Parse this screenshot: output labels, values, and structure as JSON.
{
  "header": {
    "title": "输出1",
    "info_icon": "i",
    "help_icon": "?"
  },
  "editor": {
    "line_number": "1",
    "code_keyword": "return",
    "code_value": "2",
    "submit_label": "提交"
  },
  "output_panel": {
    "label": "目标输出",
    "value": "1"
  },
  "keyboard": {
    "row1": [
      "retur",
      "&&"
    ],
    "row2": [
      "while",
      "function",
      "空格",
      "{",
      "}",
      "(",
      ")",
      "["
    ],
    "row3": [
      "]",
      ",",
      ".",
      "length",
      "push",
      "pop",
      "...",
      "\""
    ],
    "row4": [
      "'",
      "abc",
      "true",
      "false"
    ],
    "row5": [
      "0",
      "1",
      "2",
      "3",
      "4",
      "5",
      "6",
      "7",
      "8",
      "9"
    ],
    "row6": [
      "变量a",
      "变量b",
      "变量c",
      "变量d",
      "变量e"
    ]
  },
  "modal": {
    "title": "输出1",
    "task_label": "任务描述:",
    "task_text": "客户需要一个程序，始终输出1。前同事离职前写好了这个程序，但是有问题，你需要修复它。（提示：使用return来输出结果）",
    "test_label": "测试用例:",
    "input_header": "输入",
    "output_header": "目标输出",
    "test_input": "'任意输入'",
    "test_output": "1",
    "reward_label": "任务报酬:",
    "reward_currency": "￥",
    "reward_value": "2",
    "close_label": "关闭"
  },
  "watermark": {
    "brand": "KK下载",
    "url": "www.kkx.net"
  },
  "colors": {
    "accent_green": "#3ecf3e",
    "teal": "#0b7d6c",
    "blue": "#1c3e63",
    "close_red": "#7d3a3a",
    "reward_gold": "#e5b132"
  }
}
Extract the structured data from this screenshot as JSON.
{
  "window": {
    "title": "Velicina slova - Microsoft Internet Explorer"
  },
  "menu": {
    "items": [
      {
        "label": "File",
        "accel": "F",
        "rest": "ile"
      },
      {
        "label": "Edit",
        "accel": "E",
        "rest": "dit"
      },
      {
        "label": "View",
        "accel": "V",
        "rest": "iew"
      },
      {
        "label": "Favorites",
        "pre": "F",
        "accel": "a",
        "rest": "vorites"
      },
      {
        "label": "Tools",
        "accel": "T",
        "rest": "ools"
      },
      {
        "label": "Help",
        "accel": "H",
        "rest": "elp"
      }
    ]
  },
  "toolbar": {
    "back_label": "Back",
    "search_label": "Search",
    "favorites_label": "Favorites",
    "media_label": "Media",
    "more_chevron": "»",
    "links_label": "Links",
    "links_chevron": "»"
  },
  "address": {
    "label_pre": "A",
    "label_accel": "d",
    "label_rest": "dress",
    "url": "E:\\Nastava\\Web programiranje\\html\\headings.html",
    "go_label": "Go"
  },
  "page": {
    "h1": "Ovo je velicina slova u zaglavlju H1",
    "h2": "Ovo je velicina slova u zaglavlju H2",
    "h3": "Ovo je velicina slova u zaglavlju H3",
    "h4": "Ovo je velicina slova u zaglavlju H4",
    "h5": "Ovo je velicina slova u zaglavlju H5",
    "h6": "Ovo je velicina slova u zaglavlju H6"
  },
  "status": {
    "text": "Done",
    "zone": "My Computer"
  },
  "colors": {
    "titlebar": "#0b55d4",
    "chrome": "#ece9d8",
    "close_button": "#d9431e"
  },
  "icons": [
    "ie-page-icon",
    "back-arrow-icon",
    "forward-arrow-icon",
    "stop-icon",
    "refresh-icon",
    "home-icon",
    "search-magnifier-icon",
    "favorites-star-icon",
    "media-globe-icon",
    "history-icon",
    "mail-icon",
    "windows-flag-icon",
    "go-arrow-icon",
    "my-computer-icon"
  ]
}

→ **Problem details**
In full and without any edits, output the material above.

→ **Exercise answer**
Parse this screenshot: output labels, values, and structure as JSON.
{
  "header": {
    "title": "输出1",
    "info_icon": "i",
    "help_icon": "?"
  },
  "editor": {
    "line_number": "1",
    "code_keyword": "return",
    "code_value": "2",
    "submit_label": "提交"
  },
  "output_panel": {
    "label": "目标输出",
    "value": "1"
  },
  "keyboard": {
    "row1": [
      "retur",
      "&&"
    ],
    "row2": [
      "while",
      "function",
      "空格",
      "{",
      "}",
      "(",
      ")",
      "["
    ],
    "row3": [
      "]",
      ",",
      ".",
      "length",
      "push",
      "pop",
      "...",
      "\""
    ],
    "row4": [
      "'",
      "abc",
      "true",
      "false"
    ],
    "row5": [
      "0",
      "1",
      "2",
      "3",
      "4",
      "5",
      "6",
      "7",
      "8",
      "9"
    ],
    "row6": [
      "变量a",
      "变量b",
      "变量c",
      "变量d",
      "变量e"
    ]
  },
  "modal": {
    "title": "输出1",
    "task_label": "任务描述:",
    "task_text": "客户需要一个程序，始终输出1。前同事离职前写好了这个程序，但是有问题，你需要修复它。（提示：使用return来输出结果）",
    "test_label": "测试用例:",
    "input_header": "输入",
    "output_header": "目标输出",
    "test_input": "'任意输入'",
    "test_output": "1",
    "reward_label": "任务报酬:",
    "reward_currency": "￥",
    "reward_value": "2",
    "close_label": "关闭"
  },
  "watermark": {
    "brand": "KK下载",
    "url": "www.kkx.net"
  },
  "colors": {
    "accent_green": "#3ecf3e",
    "teal": "#0b7d6c",
    "blue": "#1c3e63",
    "close_red": "#7d3a3a",
    "reward_gold": "#e5b132"
  }
}
Extract the structured data from this screenshot as JSON.
{
  "window": {
    "title": "Velicina slova - Microsoft Internet Explorer"
  },
  "menu": {
    "items": [
      {
        "label": "File",
        "accel": "F",
        "rest": "ile"
      },
      {
        "label": "Edit",
        "accel": "E",
        "rest": "dit"
      },
      {
        "label": "View",
        "accel": "V",
        "rest": "iew"
      },
      {
        "label": "Favorites",
        "pre": "F",
        "accel": "a",
        "rest": "vorites"
      },
      {
        "label": "Tools",
        "accel": "T",
        "rest": "ools"
      },
      {
        "label": "Help",
        "accel": "H",
        "rest": "elp"
      }
    ]
  },
  "toolbar": {
    "back_label": "Back",
    "search_label": "Search",
    "favorites_label": "Favorites",
    "media_label": "Media",
    "more_chevron": "»",
    "links_label": "Links",
    "links_chevron": "»"
  },
  "address": {
    "label_pre": "A",
    "label_accel": "d",
    "label_rest": "dress",
    "url": "E:\\Nastava\\Web programiranje\\html\\headings.html",
    "go_label": "Go"
  },
  "page": {
    "h1": "Ovo je velicina slova u zaglavlju H1",
    "h2": "Ovo je velicina slova u zaglavlju H2",
    "h3": "Ovo je velicina slova u zaglavlju H3",
    "h4": "Ovo je velicina slova u zaglavlju H4",
    "h5": "Ovo je velicina slova u zaglavlju H5",
    "h6": "Ovo je velicina slova u zaglavlju H6"
  },
  "status": {
    "text": "Done",
    "zone": "My Computer"
  },
  "colors": {
    "titlebar": "#0b55d4",
    "chrome": "#ece9d8",
    "close_button": "#d9431e"
  },
  "icons": [
    "ie-page-icon",
    "back-arrow-icon",
    "forward-arrow-icon",
    "stop-icon",
    "refresh-icon",
    "home-icon",
    "search-magnifier-icon",
    "favorites-star-icon",
    "media-globe-icon",
    "history-icon",
    "mail-icon",
    "windows-flag-icon",
    "go-arrow-icon",
    "my-computer-icon"
  ]
}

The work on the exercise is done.